Moving on past all that foolishness, Cannibal Corpse has a new album, entitled "Torture." This album represents the latest chapter in the ongoing career of the band and is composed nearly exclusively of tracks that are altogether typical of the idiom for Cannibal Corpse. Yet, this leads to a number of conclusions and ramifications for the band, seeing as how an arsenal of metal sub-genres has been established since the band's formation in 1988. The solidification of those sects, many of which Cannibal Corpse helped form and establish, leaves the band in a crisis of evolution.
The most disturbing revelation about "Torture" is that it may well be an album out of its time. An awful lot of metal evolution has happened since Cannibal Corpse's heyday, and the band, at least for this effort, fails to find a solid niche. The band has long been the rallying cry for fans of gory, tongue-in-cheek, over the top extreme metal, and yet "Torture" sees Cannibal corpse as a jack of all trades and master of none. For those fans looking for the fringe of deprived, visceral imagery, they can turn to Autopsy or Triptykon. Fans looking to sate their need for angry speed and distorted, fuzzy growls have gravitated to Goatwhore. Lastly, those looking for virtuosity amidst the chaos of heavy metal can easily turn their eyes and ears toward Europe and the phalanx of black, death and extreme metal bands who have pioneered advances in that genre. However unintentionally, "Torture" raises the metaphysical question of whether metal as a genre has evolved past what Cannibal Corpse is offering.
Now, let's be clear, there are several things in metal that I have the utmost respect for, prominent among them being the ongoing effort of any veteran artist to stay true to what they know and love. Cannibal Corpse, against all tidal forces of change, remains much the same band as they always have been, and while there are those that no doubt see that as stagnation, predominately it is a measure of dedication.
Whether listening to “Followed Home Then Killed,” or something with an even more wonderfully over the top title like “Intestinal Crank,” Cannibal Corpse is offering up more of their trademark blend of American speed metal and plain, old-fashioned gore.
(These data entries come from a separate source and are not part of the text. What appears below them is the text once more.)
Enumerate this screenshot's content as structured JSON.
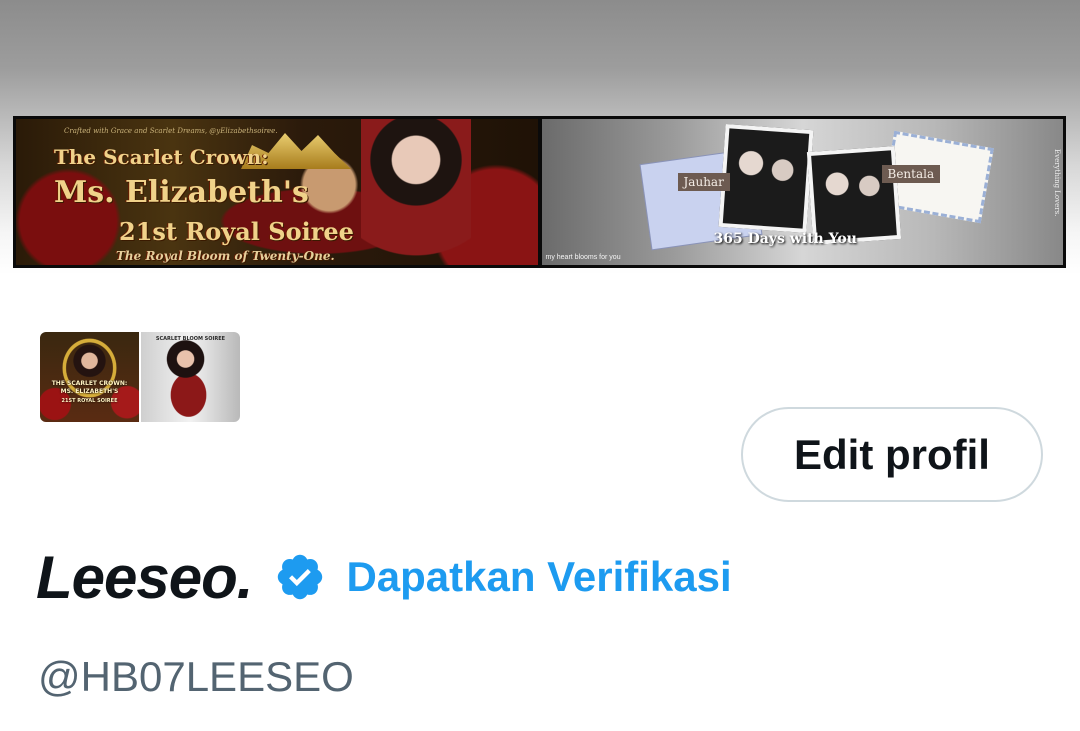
{
  "header": {
    "banner": {
      "left_panel": {
        "credit": "Crafted with Grace and Scarlet Dreams, @yElizabethsoiree.",
        "title_line1": "The Scarlet Crown:",
        "title_line2": "Ms. Elizabeth's",
        "title_line3": "21st Royal Soiree",
        "subtitle": "The Royal Bloom of Twenty-One."
      },
      "right_panel": {
        "name_left": "Jauhar",
        "name_right": "Bentala",
        "title": "365 Days with You",
        "small_caption": "my heart blooms for you",
        "side_caption": "Everything Lovers."
      }
    }
  },
  "profile": {
    "avatar": {
      "left_text_1": "THE SCARLET CROWN:",
      "left_text_2": "MS. ELIZABETH'S",
      "left_text_3": "21ST ROYAL SOIREE",
      "right_text": "SCARLET BLOOM SOIREE"
    },
    "edit_button_label": "Edit profil",
    "display_name": "Leeseo.",
    "verify_label": "Dapatkan Verifikasi",
    "handle": "@HB07LEESEO"
  },
  "colors": {
    "accent": "#1d9bf0",
    "text_primary": "#0f1419",
    "text_secondary": "#536471",
    "button_border": "#cfd9de"
  },
  "icons": {
    "verified": "verified-badge-icon"
  }
}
The soloing is careful, precise and dare I say soulful in parts, reminiscent of some of metal’s days gone by. There are moments here (“Scourge of Iron” being an excellent one,) where Cannibal Corpse makes the listener truly pay heed to the band’s talent.
Still, before we start having to wipe away tears of wistful nostalgia, it must be said that the material on “Torture” fails to transcend. The blessing and the curse of this album is that it’s “the same old Cannibal Corpse.” It is a truly honest effort by musicians who love their music, and for that they must be commended. For those who are not dedicated or loyal to the band however, most facets of this album can be found elsewhere, many times in superior quality.